Police accountability:
Comparing B.C. with Ontario (IV)

Ontario’s NDP criticizes the AG for
‘buckling under a very powerful police lobby.’
Meanwhile B.C.’s NDP, Liberals and cops
stand united against police accountability

May 14, 2010

A new development in Ontario’s police note-vetting controversy again contrasts that province with B.C. A similar dispute couldn’t happen here because no one in B.C. politics or the Office of the Police Complaint Commissioner would ever take such a stand against the police.

On May 13 Ontario Attorney General Chris Bentley suddenly pulled government lawyers from a court case in which they were representing the Special Investigations Unit against the police. According to Ontario NDP justice critic Peter Kormos, “The impression any observer has is that the attorney general is buckling under a very powerful police lobby.”

You’d never hear a similar remark from Leonard Krog or Mike Farnworth, B.C. NDP critics for attorney general and solicitor general. Like their arch-enemy BC Liberals, B.C.’s NDP fully supports our cop-friendly system of cop oversight. Neither would our cop-friendly police complaint commissioner Stan Lowe, nor his crew of ex-cops, ever seriously challenge cops in the first place. (Blue-moon exceptions can occur on individual incidents that get advance publicity, advance support from an influential group or caught on video. But those cases are unusual. Furthermore the OPCC will not challenge an ongoing police practice even if it’s illegal.)

The best explanation would be that a powerful police lobby prevails in B.C., and does so more quietly and efficiently than its counterpart in Ontario.
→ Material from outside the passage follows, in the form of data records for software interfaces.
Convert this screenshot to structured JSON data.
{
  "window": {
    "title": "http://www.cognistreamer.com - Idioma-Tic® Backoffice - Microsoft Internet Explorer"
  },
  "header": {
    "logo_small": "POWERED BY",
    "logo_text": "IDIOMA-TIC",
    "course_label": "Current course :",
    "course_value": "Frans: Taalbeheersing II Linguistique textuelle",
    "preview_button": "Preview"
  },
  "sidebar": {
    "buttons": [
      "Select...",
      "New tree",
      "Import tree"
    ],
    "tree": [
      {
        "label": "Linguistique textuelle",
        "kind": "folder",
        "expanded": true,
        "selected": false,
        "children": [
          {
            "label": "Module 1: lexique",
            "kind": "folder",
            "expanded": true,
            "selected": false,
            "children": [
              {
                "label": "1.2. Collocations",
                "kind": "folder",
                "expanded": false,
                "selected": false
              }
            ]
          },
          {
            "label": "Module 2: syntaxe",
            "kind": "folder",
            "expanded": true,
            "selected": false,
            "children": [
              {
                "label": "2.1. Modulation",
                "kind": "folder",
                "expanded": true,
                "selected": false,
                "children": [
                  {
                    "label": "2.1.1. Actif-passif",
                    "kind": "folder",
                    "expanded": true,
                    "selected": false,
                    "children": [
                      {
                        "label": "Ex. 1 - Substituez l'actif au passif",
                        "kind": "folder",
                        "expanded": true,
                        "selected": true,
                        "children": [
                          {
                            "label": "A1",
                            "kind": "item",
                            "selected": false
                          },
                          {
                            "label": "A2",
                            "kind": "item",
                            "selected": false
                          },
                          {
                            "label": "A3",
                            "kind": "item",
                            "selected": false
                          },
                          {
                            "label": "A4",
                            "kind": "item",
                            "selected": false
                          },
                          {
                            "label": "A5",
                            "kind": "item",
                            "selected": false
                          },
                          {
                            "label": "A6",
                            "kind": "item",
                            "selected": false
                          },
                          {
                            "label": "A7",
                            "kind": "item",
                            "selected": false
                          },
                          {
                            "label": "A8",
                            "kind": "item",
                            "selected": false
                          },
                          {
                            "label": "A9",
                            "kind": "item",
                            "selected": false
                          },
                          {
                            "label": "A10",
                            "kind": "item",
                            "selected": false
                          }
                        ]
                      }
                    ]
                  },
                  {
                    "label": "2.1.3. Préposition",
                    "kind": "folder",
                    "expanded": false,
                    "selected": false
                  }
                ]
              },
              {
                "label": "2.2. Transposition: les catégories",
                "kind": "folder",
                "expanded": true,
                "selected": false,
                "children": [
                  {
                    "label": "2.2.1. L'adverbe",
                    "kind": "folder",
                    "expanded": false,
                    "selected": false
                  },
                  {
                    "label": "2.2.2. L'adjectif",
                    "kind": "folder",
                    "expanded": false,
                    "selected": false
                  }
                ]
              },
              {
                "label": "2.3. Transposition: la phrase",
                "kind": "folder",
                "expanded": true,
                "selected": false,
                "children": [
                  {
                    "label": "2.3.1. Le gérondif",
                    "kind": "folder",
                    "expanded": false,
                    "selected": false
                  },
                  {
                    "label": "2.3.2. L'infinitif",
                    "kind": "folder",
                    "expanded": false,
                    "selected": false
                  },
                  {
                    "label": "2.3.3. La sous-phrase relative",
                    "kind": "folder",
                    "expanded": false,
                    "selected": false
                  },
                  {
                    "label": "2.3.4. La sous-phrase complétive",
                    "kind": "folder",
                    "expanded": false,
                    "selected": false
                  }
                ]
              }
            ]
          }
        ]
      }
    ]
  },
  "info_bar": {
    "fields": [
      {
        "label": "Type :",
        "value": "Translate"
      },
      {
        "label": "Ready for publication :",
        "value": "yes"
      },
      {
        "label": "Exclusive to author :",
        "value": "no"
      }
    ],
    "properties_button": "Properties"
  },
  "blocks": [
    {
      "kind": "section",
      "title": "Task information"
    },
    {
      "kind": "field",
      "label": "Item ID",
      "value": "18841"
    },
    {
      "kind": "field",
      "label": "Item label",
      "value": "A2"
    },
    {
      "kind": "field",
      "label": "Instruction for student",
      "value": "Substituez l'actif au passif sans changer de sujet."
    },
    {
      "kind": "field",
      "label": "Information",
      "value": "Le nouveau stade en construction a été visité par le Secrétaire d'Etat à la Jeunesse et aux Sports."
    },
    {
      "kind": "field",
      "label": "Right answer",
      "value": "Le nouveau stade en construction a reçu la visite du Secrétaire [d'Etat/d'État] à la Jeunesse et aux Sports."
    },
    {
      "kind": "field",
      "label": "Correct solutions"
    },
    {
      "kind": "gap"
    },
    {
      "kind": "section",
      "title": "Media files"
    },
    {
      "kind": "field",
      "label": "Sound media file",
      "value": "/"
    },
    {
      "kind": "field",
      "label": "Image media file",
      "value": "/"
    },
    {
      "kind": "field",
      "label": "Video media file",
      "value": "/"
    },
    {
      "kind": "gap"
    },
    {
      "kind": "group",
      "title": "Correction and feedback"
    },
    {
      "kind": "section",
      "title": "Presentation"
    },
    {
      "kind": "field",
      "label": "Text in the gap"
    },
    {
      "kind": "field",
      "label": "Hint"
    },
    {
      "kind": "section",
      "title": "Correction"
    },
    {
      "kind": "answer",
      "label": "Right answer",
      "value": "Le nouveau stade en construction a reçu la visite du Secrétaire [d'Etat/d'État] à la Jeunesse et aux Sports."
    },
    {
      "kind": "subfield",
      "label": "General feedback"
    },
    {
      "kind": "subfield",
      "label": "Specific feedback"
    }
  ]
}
That would explain the astonishing appointment of Lowe as police complaint commissioner, the spectacle of two warring political parties uniting to preserve the cop status quo enshrined in B.C.’s Police Act, and the fact that Stan Lowe and his crew of ex-cops answer to absolutely no one.

Apart from Allen Garr in the Vancouver Courier, I don’t know of any B.C. journalist who’s touched the subject of a police lobby. I certainly don’t know of any B.C. politician who’s broached the subject. But it’s an ongoing issue in Ontario politics and media.

Rest assured, B.C. cops: It can’t happen here.

Powerful police lobby likes cops investigating cops
Police special interest groups, including powerful unions,
have succeeded in keeping themselves immune
from independent oversight
Police accountability: Comparing B.C. with Ontario (I)
Their system is a flawed work in progress
but it surpasses ours in three crucial areas
Police accountability: Comparing B.C. with Ontario (II)
Without an ombudsperson’s strong oversight
B.C.’s police ‘watchdog’ will remain B.C.’s police lapdog
Police accountability: Comparing B.C. with Ontario (III)
A conflict between Ontario police and the SIU
contrasts with the very chummy relationship
between B.C. cops and the OPCC
Police accountability: Comparing B.C. with Ontario (V)
Ontario’s SIU faces public criticism and a second investigation
by the provincial Ombudsman. B.C.’s OPCC continues to escape scrutiny
Police accountability: Comparing B.C. with Ontario (VI)
You won’t read this in B.C.’s mainstream media.
And that’s part of the reason we’ll never have effective police oversight